[Page and application data records]

************

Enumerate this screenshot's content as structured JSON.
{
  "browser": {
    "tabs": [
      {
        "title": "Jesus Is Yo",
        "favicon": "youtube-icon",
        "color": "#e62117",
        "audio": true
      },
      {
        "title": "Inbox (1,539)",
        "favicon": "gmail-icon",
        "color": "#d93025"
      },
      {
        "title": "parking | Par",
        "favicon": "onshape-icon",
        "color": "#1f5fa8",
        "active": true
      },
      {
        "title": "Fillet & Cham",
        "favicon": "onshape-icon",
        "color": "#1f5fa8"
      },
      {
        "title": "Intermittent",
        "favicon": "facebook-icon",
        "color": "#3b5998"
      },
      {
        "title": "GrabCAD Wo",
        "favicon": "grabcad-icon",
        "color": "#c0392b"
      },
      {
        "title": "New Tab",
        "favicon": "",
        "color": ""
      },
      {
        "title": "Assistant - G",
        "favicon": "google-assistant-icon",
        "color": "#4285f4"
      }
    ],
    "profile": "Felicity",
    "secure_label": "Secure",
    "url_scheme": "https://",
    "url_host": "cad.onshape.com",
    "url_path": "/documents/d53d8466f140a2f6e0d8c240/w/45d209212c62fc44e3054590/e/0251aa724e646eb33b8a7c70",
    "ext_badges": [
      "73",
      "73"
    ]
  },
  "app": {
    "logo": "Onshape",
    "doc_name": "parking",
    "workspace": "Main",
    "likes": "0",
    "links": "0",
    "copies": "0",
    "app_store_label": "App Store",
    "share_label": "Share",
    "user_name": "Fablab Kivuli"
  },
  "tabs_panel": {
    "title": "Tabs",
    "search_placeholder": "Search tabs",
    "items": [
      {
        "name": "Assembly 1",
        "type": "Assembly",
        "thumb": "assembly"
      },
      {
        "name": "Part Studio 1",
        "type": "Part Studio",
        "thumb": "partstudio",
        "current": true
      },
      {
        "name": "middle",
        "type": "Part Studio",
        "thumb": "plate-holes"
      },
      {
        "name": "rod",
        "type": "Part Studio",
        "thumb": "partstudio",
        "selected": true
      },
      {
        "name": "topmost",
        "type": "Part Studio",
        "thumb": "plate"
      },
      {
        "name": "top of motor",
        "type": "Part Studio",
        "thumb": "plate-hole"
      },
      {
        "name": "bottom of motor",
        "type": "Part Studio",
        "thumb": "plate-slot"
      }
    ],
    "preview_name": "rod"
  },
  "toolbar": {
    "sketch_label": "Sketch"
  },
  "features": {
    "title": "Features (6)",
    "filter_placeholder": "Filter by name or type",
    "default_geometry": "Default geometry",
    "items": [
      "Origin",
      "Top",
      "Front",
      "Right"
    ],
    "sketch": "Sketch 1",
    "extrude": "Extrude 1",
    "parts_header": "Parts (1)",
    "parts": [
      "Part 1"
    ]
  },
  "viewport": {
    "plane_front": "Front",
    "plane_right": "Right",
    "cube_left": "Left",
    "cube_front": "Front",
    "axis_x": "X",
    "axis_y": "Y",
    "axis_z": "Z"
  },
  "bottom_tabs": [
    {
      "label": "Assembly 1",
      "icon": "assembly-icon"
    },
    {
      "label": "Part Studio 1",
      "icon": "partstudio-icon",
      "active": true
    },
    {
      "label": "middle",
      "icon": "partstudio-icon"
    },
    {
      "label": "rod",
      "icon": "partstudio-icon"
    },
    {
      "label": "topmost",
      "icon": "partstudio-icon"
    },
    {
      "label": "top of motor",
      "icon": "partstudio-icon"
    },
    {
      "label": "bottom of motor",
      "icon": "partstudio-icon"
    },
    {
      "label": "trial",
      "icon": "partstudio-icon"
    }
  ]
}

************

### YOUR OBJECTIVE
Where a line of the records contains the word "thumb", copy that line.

### ANSWER TO THIS TASK
        "thumb": "assembly"
        "thumb": "partstudio",
        "thumb": "plate-holes"
        "thumb": "partstudio",
        "thumb": "plate"
        "thumb": "plate-hole"
        "thumb": "plate-slot"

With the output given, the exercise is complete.